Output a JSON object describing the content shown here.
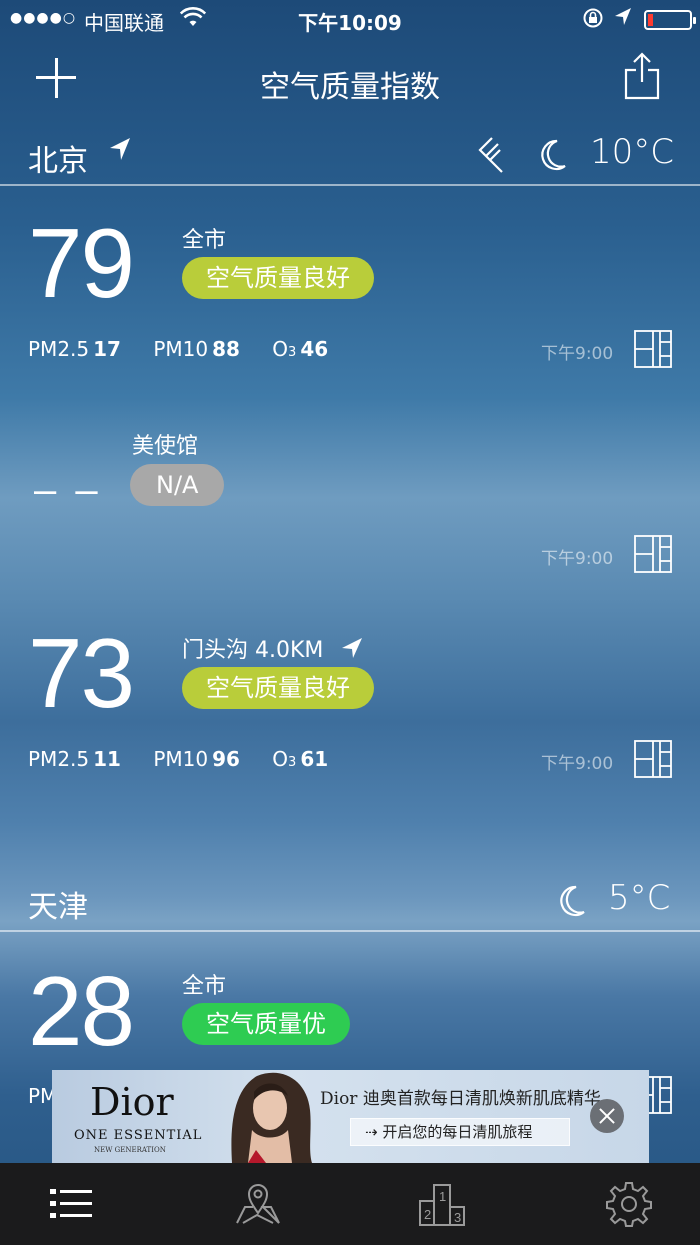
{
  "status_bar": {
    "signal_dots": "●●●●○",
    "carrier": "中国联通",
    "time": "下午10:09",
    "battery_level": 0.12,
    "battery_color": "#ff3b30"
  },
  "nav": {
    "title": "空气质量指数",
    "left_icon": "plus-icon",
    "right_icon": "share-icon"
  },
  "cities": [
    {
      "name": "北京",
      "temperature": "10°C",
      "weather_icon": "moon-icon",
      "extra_icon": "wind-icon",
      "stations": [
        {
          "aqi": "79",
          "name": "全市",
          "status": "空气质量良好",
          "status_color": "#b9cd3a",
          "metrics": [
            {
              "label": "PM2.5",
              "value": "17"
            },
            {
              "label": "PM10",
              "value": "88"
            },
            {
              "label": "O",
              "sub": "3",
              "value": "46"
            }
          ],
          "updated": "下午9:00"
        },
        {
          "aqi": "– –",
          "name": "美使馆",
          "status": "N/A",
          "status_color": "#a8a8a8",
          "updated": "下午9:00"
        },
        {
          "aqi": "73",
          "name": "门头沟 4.0KM",
          "status": "空气质量良好",
          "status_color": "#b9cd3a",
          "metrics": [
            {
              "label": "PM2.5",
              "value": "11"
            },
            {
              "label": "PM10",
              "value": "96"
            },
            {
              "label": "O",
              "sub": "3",
              "value": "61"
            }
          ],
          "updated": "下午9:00"
        }
      ]
    },
    {
      "name": "天津",
      "temperature": "5°C",
      "weather_icon": "moon-icon",
      "stations": [
        {
          "aqi": "28",
          "name": "全市",
          "status": "空气质量优",
          "status_color": "#2ecc52",
          "metrics_peek": "PM"
        }
      ]
    }
  ],
  "ad": {
    "brand": "Dior",
    "line1": "ONE ESSENTIAL",
    "line2": "NEW GENERATION",
    "headline": "Dior 迪奥首款每日清肌焕新肌底精华",
    "cta": "开启您的每日清肌旅程",
    "cta_arrow": "⇢"
  },
  "tab_bar": {
    "items": [
      "list-icon",
      "map-icon",
      "ranking-icon",
      "settings-icon"
    ]
  }
}
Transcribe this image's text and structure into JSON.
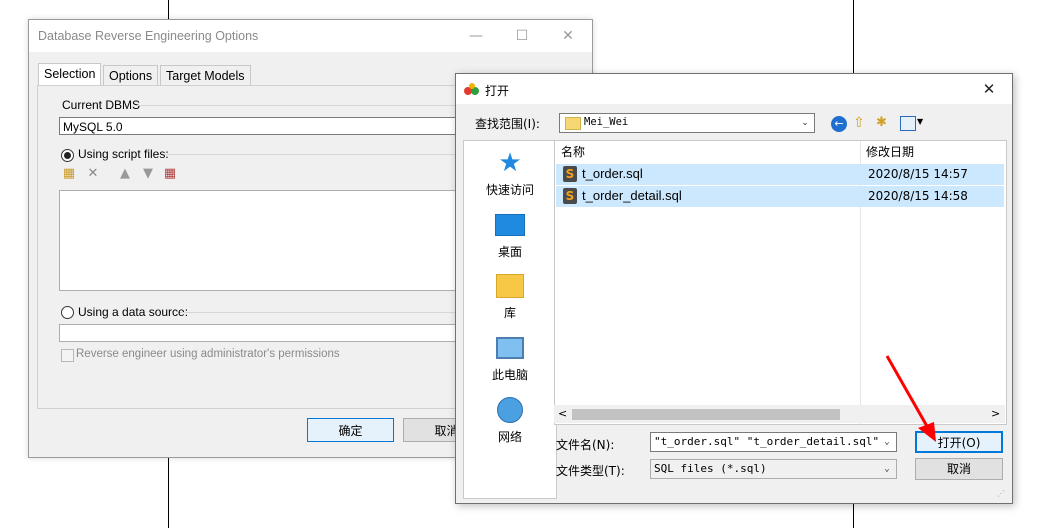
{
  "background_dialog": {
    "title": "Database Reverse Engineering Options",
    "tabs": [
      "Selection",
      "Options",
      "Target Models"
    ],
    "current_dbms_label": "Current DBMS",
    "current_dbms_value": "MySQL 5.0",
    "using_script_files": "Using script files:",
    "using_data_source": "Using a data source:",
    "admin_permissions": "Reverse engineer using administrator's permissions",
    "ok_button": "确定",
    "cancel_button": "取消"
  },
  "open_dialog": {
    "title": "打开",
    "look_in_label": "查找范围(I):",
    "look_in_value": "Mei_Wei",
    "places": [
      "快速访问",
      "桌面",
      "库",
      "此电脑",
      "网络"
    ],
    "columns": {
      "name": "名称",
      "date": "修改日期"
    },
    "files": [
      {
        "name": "t_order.sql",
        "date": "2020/8/15 14:57"
      },
      {
        "name": "t_order_detail.sql",
        "date": "2020/8/15 14:58"
      }
    ],
    "file_name_label": "文件名(N):",
    "file_name_value": "\"t_order.sql\" \"t_order_detail.sql\"",
    "file_type_label": "文件类型(T):",
    "file_type_value": "SQL files (*.sql)",
    "open_button": "打开(O)",
    "cancel_button": "取消"
  },
  "colors": {
    "selection": "#cce8ff",
    "accent": "#0078d7",
    "arrow": "#ff0000"
  }
}
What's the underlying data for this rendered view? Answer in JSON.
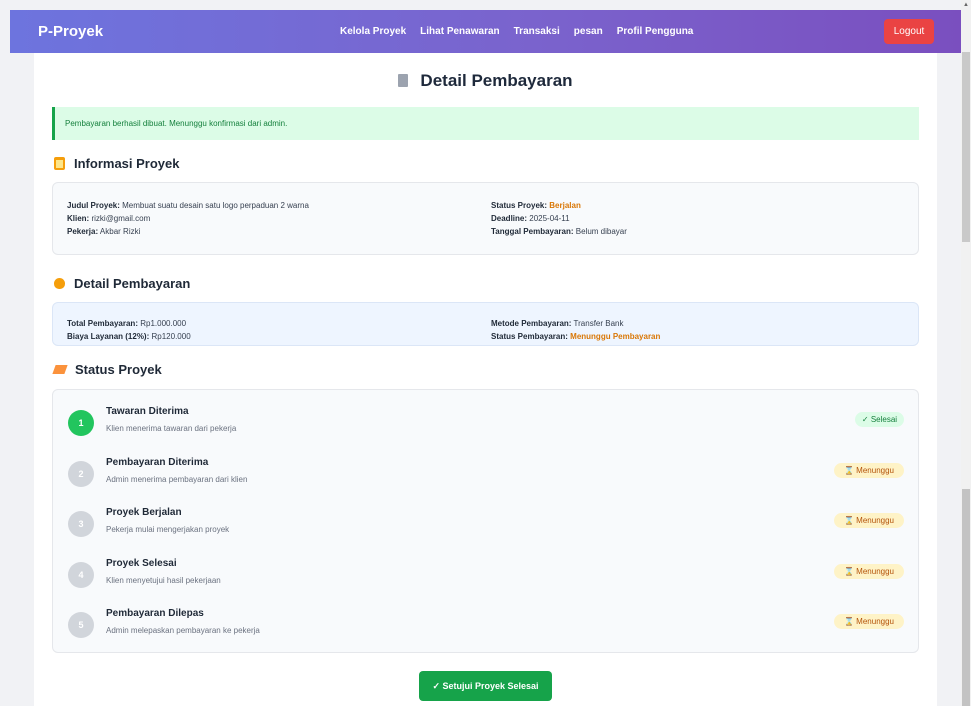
{
  "navbar": {
    "brand": "P-Proyek",
    "links": [
      "Kelola Proyek",
      "Lihat Penawaran",
      "Transaksi",
      "pesan",
      "Profil Pengguna"
    ],
    "logout_label": "Logout"
  },
  "page": {
    "title": "Detail Pembayaran",
    "alert": "Pembayaran berhasil dibuat. Menunggu konfirmasi dari admin."
  },
  "project_info": {
    "heading": "Informasi Proyek",
    "judul_label": "Judul Proyek:",
    "judul_value": "Membuat suatu desain satu logo perpaduan 2 warna",
    "klien_label": "Klien:",
    "klien_value": "rizki@gmail.com",
    "pekerja_label": "Pekerja:",
    "pekerja_value": "Akbar Rizki",
    "status_label": "Status Proyek:",
    "status_value": "Berjalan",
    "deadline_label": "Deadline:",
    "deadline_value": "2025-04-11",
    "tanggal_label": "Tanggal Pembayaran:",
    "tanggal_value": "Belum dibayar"
  },
  "payment_detail": {
    "heading": "Detail Pembayaran",
    "total_label": "Total Pembayaran:",
    "total_value": "Rp1.000.000",
    "biaya_label": "Biaya Layanan (12%):",
    "biaya_value": "Rp120.000",
    "metode_label": "Metode Pembayaran:",
    "metode_value": "Transfer Bank",
    "status_label": "Status Pembayaran:",
    "status_value": "Menunggu Pembayaran"
  },
  "project_status": {
    "heading": "Status Proyek",
    "steps": [
      {
        "num": "1",
        "title": "Tawaran Diterima",
        "desc": "Klien menerima tawaran dari pekerja",
        "badge": "✓ Selesai"
      },
      {
        "num": "2",
        "title": "Pembayaran Diterima",
        "desc": "Admin menerima pembayaran dari klien",
        "badge": "⌛ Menunggu"
      },
      {
        "num": "3",
        "title": "Proyek Berjalan",
        "desc": "Pekerja mulai mengerjakan proyek",
        "badge": "⌛ Menunggu"
      },
      {
        "num": "4",
        "title": "Proyek Selesai",
        "desc": "Klien menyetujui hasil pekerjaan",
        "badge": "⌛ Menunggu"
      },
      {
        "num": "5",
        "title": "Pembayaran Dilepas",
        "desc": "Admin melepaskan pembayaran ke pekerja",
        "badge": "⌛ Menunggu"
      }
    ]
  },
  "actions": {
    "approve_label": "✓ Setujui Proyek Selesai"
  }
}
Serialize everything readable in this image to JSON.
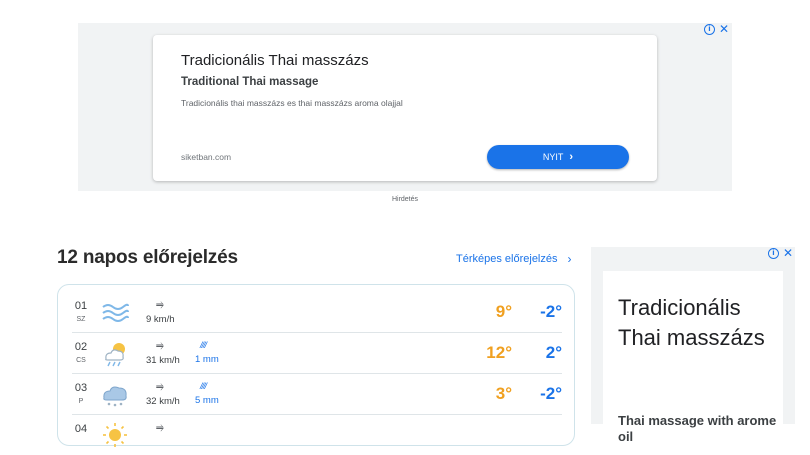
{
  "top_ad": {
    "title": "Tradicionális Thai masszázs",
    "subtitle": "Traditional Thai massage",
    "description": "Tradicionális thai masszázs es thai masszázs aroma olajjal",
    "domain": "siketban.com",
    "button_label": "NYIT",
    "ad_label": "Hirdetés"
  },
  "forecast": {
    "title": "12 napos előrejelzés",
    "map_link": "Térképes előrejelzés",
    "rows": [
      {
        "day": "01",
        "abbr": "SZ",
        "icon": "wind-icon",
        "wind_speed": "9 km/h",
        "rain": "",
        "tmax": "9°",
        "tmin": "-2°"
      },
      {
        "day": "02",
        "abbr": "CS",
        "icon": "sun-rain-icon",
        "wind_speed": "31 km/h",
        "rain": "1 mm",
        "tmax": "12°",
        "tmin": "2°"
      },
      {
        "day": "03",
        "abbr": "P",
        "icon": "snow-cloud-icon",
        "wind_speed": "32 km/h",
        "rain": "5 mm",
        "tmax": "3°",
        "tmin": "-2°"
      },
      {
        "day": "04",
        "abbr": "",
        "icon": "sun-icon",
        "wind_speed": "",
        "rain": "",
        "tmax": "",
        "tmin": ""
      }
    ]
  },
  "right_ad": {
    "title": "Tradicionális Thai masszázs",
    "subtitle": "Thai massage with arome oil"
  },
  "colors": {
    "accent": "#1a73e8",
    "max_temp": "#f0a020",
    "ad_background": "#f1f3f4"
  }
}
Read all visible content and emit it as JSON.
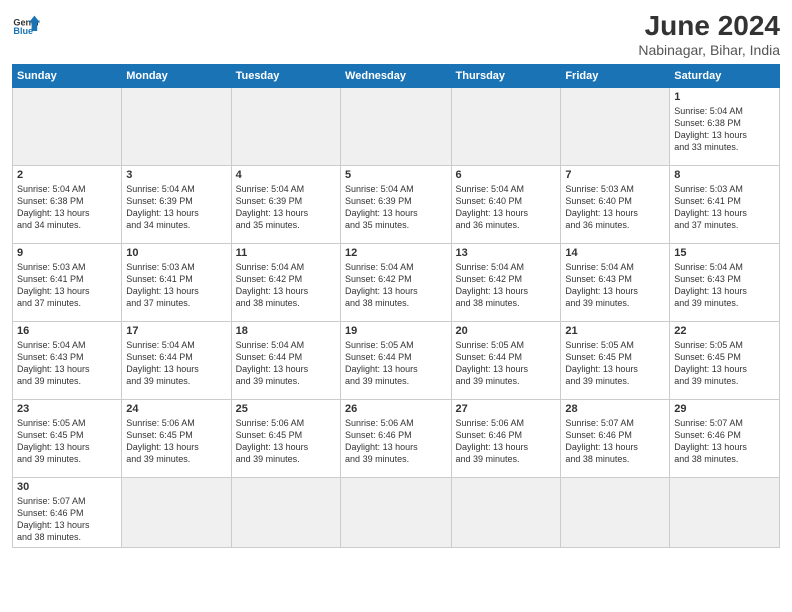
{
  "header": {
    "logo_general": "General",
    "logo_blue": "Blue",
    "month_title": "June 2024",
    "subtitle": "Nabinagar, Bihar, India"
  },
  "weekdays": [
    "Sunday",
    "Monday",
    "Tuesday",
    "Wednesday",
    "Thursday",
    "Friday",
    "Saturday"
  ],
  "weeks": [
    [
      {
        "day": "",
        "info": ""
      },
      {
        "day": "",
        "info": ""
      },
      {
        "day": "",
        "info": ""
      },
      {
        "day": "",
        "info": ""
      },
      {
        "day": "",
        "info": ""
      },
      {
        "day": "",
        "info": ""
      },
      {
        "day": "1",
        "info": "Sunrise: 5:04 AM\nSunset: 6:38 PM\nDaylight: 13 hours\nand 33 minutes."
      }
    ],
    [
      {
        "day": "2",
        "info": "Sunrise: 5:04 AM\nSunset: 6:38 PM\nDaylight: 13 hours\nand 34 minutes."
      },
      {
        "day": "3",
        "info": "Sunrise: 5:04 AM\nSunset: 6:39 PM\nDaylight: 13 hours\nand 34 minutes."
      },
      {
        "day": "4",
        "info": "Sunrise: 5:04 AM\nSunset: 6:39 PM\nDaylight: 13 hours\nand 35 minutes."
      },
      {
        "day": "5",
        "info": "Sunrise: 5:04 AM\nSunset: 6:39 PM\nDaylight: 13 hours\nand 35 minutes."
      },
      {
        "day": "6",
        "info": "Sunrise: 5:04 AM\nSunset: 6:40 PM\nDaylight: 13 hours\nand 36 minutes."
      },
      {
        "day": "7",
        "info": "Sunrise: 5:03 AM\nSunset: 6:40 PM\nDaylight: 13 hours\nand 36 minutes."
      },
      {
        "day": "8",
        "info": "Sunrise: 5:03 AM\nSunset: 6:41 PM\nDaylight: 13 hours\nand 37 minutes."
      }
    ],
    [
      {
        "day": "9",
        "info": "Sunrise: 5:03 AM\nSunset: 6:41 PM\nDaylight: 13 hours\nand 37 minutes."
      },
      {
        "day": "10",
        "info": "Sunrise: 5:03 AM\nSunset: 6:41 PM\nDaylight: 13 hours\nand 37 minutes."
      },
      {
        "day": "11",
        "info": "Sunrise: 5:04 AM\nSunset: 6:42 PM\nDaylight: 13 hours\nand 38 minutes."
      },
      {
        "day": "12",
        "info": "Sunrise: 5:04 AM\nSunset: 6:42 PM\nDaylight: 13 hours\nand 38 minutes."
      },
      {
        "day": "13",
        "info": "Sunrise: 5:04 AM\nSunset: 6:42 PM\nDaylight: 13 hours\nand 38 minutes."
      },
      {
        "day": "14",
        "info": "Sunrise: 5:04 AM\nSunset: 6:43 PM\nDaylight: 13 hours\nand 39 minutes."
      },
      {
        "day": "15",
        "info": "Sunrise: 5:04 AM\nSunset: 6:43 PM\nDaylight: 13 hours\nand 39 minutes."
      }
    ],
    [
      {
        "day": "16",
        "info": "Sunrise: 5:04 AM\nSunset: 6:43 PM\nDaylight: 13 hours\nand 39 minutes."
      },
      {
        "day": "17",
        "info": "Sunrise: 5:04 AM\nSunset: 6:44 PM\nDaylight: 13 hours\nand 39 minutes."
      },
      {
        "day": "18",
        "info": "Sunrise: 5:04 AM\nSunset: 6:44 PM\nDaylight: 13 hours\nand 39 minutes."
      },
      {
        "day": "19",
        "info": "Sunrise: 5:05 AM\nSunset: 6:44 PM\nDaylight: 13 hours\nand 39 minutes."
      },
      {
        "day": "20",
        "info": "Sunrise: 5:05 AM\nSunset: 6:44 PM\nDaylight: 13 hours\nand 39 minutes."
      },
      {
        "day": "21",
        "info": "Sunrise: 5:05 AM\nSunset: 6:45 PM\nDaylight: 13 hours\nand 39 minutes."
      },
      {
        "day": "22",
        "info": "Sunrise: 5:05 AM\nSunset: 6:45 PM\nDaylight: 13 hours\nand 39 minutes."
      }
    ],
    [
      {
        "day": "23",
        "info": "Sunrise: 5:05 AM\nSunset: 6:45 PM\nDaylight: 13 hours\nand 39 minutes."
      },
      {
        "day": "24",
        "info": "Sunrise: 5:06 AM\nSunset: 6:45 PM\nDaylight: 13 hours\nand 39 minutes."
      },
      {
        "day": "25",
        "info": "Sunrise: 5:06 AM\nSunset: 6:45 PM\nDaylight: 13 hours\nand 39 minutes."
      },
      {
        "day": "26",
        "info": "Sunrise: 5:06 AM\nSunset: 6:46 PM\nDaylight: 13 hours\nand 39 minutes."
      },
      {
        "day": "27",
        "info": "Sunrise: 5:06 AM\nSunset: 6:46 PM\nDaylight: 13 hours\nand 39 minutes."
      },
      {
        "day": "28",
        "info": "Sunrise: 5:07 AM\nSunset: 6:46 PM\nDaylight: 13 hours\nand 38 minutes."
      },
      {
        "day": "29",
        "info": "Sunrise: 5:07 AM\nSunset: 6:46 PM\nDaylight: 13 hours\nand 38 minutes."
      }
    ],
    [
      {
        "day": "30",
        "info": "Sunrise: 5:07 AM\nSunset: 6:46 PM\nDaylight: 13 hours\nand 38 minutes."
      },
      {
        "day": "",
        "info": ""
      },
      {
        "day": "",
        "info": ""
      },
      {
        "day": "",
        "info": ""
      },
      {
        "day": "",
        "info": ""
      },
      {
        "day": "",
        "info": ""
      },
      {
        "day": "",
        "info": ""
      }
    ]
  ]
}
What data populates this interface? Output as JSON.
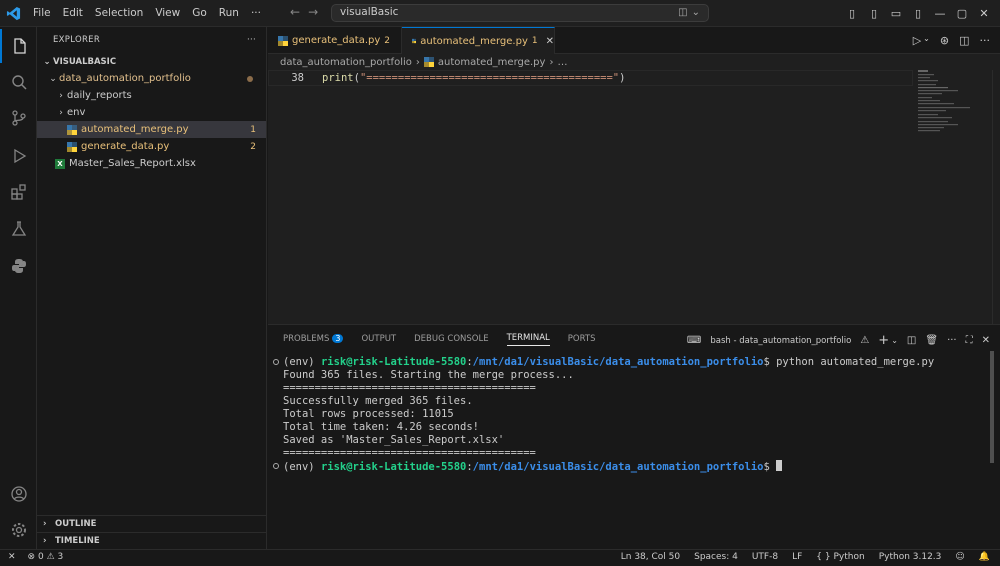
{
  "menu": [
    "File",
    "Edit",
    "Selection",
    "View",
    "Go",
    "Run",
    "···"
  ],
  "command_center": {
    "text": "visualBasic"
  },
  "explorer": {
    "title": "EXPLORER",
    "more": "···",
    "root": "VISUALBASIC",
    "folder": "data_automation_portfolio",
    "items": [
      {
        "label": "daily_reports",
        "type": "folder"
      },
      {
        "label": "env",
        "type": "folder"
      },
      {
        "label": "automated_merge.py",
        "type": "python",
        "badge": "1"
      },
      {
        "label": "generate_data.py",
        "type": "python",
        "badge": "2"
      },
      {
        "label": "Master_Sales_Report.xlsx",
        "type": "excel"
      }
    ],
    "outline": "OUTLINE",
    "timeline": "TIMELINE"
  },
  "tabs": [
    {
      "label": "generate_data.py",
      "badge": "2"
    },
    {
      "label": "automated_merge.py",
      "badge": "1",
      "close": "✕"
    }
  ],
  "breadcrumb": [
    "data_automation_portfolio",
    "automated_merge.py",
    "…"
  ],
  "editor": {
    "line_number": "38",
    "code_fn": "print",
    "code_open": "(",
    "code_str": "\"=======================================\"",
    "code_close": ")"
  },
  "panel": {
    "tabs": [
      "PROBLEMS",
      "OUTPUT",
      "DEBUG CONSOLE",
      "TERMINAL",
      "PORTS"
    ],
    "problems_count": "3",
    "terminal_name": "bash - data_automation_portfolio",
    "terminal_lines": [
      {
        "kind": "prompt",
        "env": "(env) ",
        "user": "risk@risk-Latitude-5580",
        "sep": ":",
        "path": "/mnt/da1/visualBasic/data_automation_portfolio",
        "tail": "$ python automated_merge.py"
      },
      {
        "kind": "out",
        "text": "Found 365 files. Starting the merge process..."
      },
      {
        "kind": "out",
        "text": "========================================"
      },
      {
        "kind": "out",
        "text": "Successfully merged 365 files."
      },
      {
        "kind": "out",
        "text": "Total rows processed: 11015"
      },
      {
        "kind": "out",
        "text": "Total time taken: 4.26 seconds!"
      },
      {
        "kind": "out",
        "text": "Saved as 'Master_Sales_Report.xlsx'"
      },
      {
        "kind": "out",
        "text": "========================================"
      },
      {
        "kind": "prompt",
        "env": "(env) ",
        "user": "risk@risk-Latitude-5580",
        "sep": ":",
        "path": "/mnt/da1/visualBasic/data_automation_portfolio",
        "tail": "$ "
      }
    ]
  },
  "status": {
    "errors": "0",
    "warnings": "3",
    "position": "Ln 38, Col 50",
    "spaces": "Spaces: 4",
    "encoding": "UTF-8",
    "eol": "LF",
    "braces": "{ }",
    "language": "Python",
    "interpreter": "Python 3.12.3"
  },
  "colors": {
    "accent": "#0078d4",
    "warning_tab": "#e8c07a",
    "terminal_user": "#23d18b",
    "terminal_path": "#3b8eea"
  }
}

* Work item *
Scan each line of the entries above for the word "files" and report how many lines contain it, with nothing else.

* Answer below *
5